Work item:
Your task is to repeat each record verbatim, exactly as it was written.

(Dataset rows for apps and sites)
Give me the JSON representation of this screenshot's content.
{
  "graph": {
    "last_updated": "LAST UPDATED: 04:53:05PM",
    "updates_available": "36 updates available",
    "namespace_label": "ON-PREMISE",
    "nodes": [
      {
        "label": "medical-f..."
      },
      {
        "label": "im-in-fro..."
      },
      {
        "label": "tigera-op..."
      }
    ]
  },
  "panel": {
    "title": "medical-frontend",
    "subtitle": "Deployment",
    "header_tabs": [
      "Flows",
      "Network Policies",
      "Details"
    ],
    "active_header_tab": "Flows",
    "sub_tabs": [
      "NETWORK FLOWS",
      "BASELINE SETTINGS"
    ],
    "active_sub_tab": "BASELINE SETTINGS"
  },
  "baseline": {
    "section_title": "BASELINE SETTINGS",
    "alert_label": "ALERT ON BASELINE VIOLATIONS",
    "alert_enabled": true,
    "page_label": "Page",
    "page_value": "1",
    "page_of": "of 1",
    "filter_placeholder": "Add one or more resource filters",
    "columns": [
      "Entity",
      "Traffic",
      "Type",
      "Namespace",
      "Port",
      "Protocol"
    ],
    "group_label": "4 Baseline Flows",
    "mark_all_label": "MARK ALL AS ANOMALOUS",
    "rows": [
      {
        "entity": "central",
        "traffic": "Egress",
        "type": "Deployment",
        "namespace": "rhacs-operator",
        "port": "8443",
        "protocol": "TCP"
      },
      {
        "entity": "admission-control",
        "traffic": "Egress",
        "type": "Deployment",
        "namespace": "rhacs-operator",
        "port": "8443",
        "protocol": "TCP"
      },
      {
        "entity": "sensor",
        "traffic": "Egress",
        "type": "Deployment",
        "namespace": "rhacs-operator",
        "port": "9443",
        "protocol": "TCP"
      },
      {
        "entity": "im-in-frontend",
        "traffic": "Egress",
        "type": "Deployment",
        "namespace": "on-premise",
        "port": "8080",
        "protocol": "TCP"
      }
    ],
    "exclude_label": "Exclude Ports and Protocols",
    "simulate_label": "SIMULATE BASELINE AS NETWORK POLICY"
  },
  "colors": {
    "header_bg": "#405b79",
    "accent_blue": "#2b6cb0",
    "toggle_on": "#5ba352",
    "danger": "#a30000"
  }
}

Written response:
Give me the JSON representation of this screenshot's content.
{
  "graph": {
    "last_updated": "LAST UPDATED: 04:53:05PM",
    "updates_available": "36 updates available",
    "namespace_label": "ON-PREMISE",
    "nodes": [
      {
        "label": "medical-f..."
      },
      {
        "label": "im-in-fro..."
      },
      {
        "label": "tigera-op..."
      }
    ]
  },
  "panel": {
    "title": "medical-frontend",
    "subtitle": "Deployment",
    "header_tabs": [
      "Flows",
      "Network Policies",
      "Details"
    ],
    "active_header_tab": "Flows",
    "sub_tabs": [
      "NETWORK FLOWS",
      "BASELINE SETTINGS"
    ],
    "active_sub_tab": "BASELINE SETTINGS"
  },
  "baseline": {
    "section_title": "BASELINE SETTINGS",
    "alert_label": "ALERT ON BASELINE VIOLATIONS",
    "alert_enabled": true,
    "page_label": "Page",
    "page_value": "1",
    "page_of": "of 1",
    "filter_placeholder": "Add one or more resource filters",
    "columns": [
      "Entity",
      "Traffic",
      "Type",
      "Namespace",
      "Port",
      "Protocol"
    ],
    "group_label": "4 Baseline Flows",
    "mark_all_label": "MARK ALL AS ANOMALOUS",
    "rows": [
      {
        "entity": "central",
        "traffic": "Egress",
        "type": "Deployment",
        "namespace": "rhacs-operator",
        "port": "8443",
        "protocol": "TCP"
      },
      {
        "entity": "admission-control",
        "traffic": "Egress",
        "type": "Deployment",
        "namespace": "rhacs-operator",
        "port": "8443",
        "protocol": "TCP"
      },
      {
        "entity": "sensor",
        "traffic": "Egress",
        "type": "Deployment",
        "namespace": "rhacs-operator",
        "port": "9443",
        "protocol": "TCP"
      },
      {
        "entity": "im-in-frontend",
        "traffic": "Egress",
        "type": "Deployment",
        "namespace": "on-premise",
        "port": "8080",
        "protocol": "TCP"
      }
    ],
    "exclude_label": "Exclude Ports and Protocols",
    "simulate_label": "SIMULATE BASELINE AS NETWORK POLICY"
  },
  "colors": {
    "header_bg": "#405b79",
    "accent_blue": "#2b6cb0",
    "toggle_on": "#5ba352",
    "danger": "#a30000"
  }
}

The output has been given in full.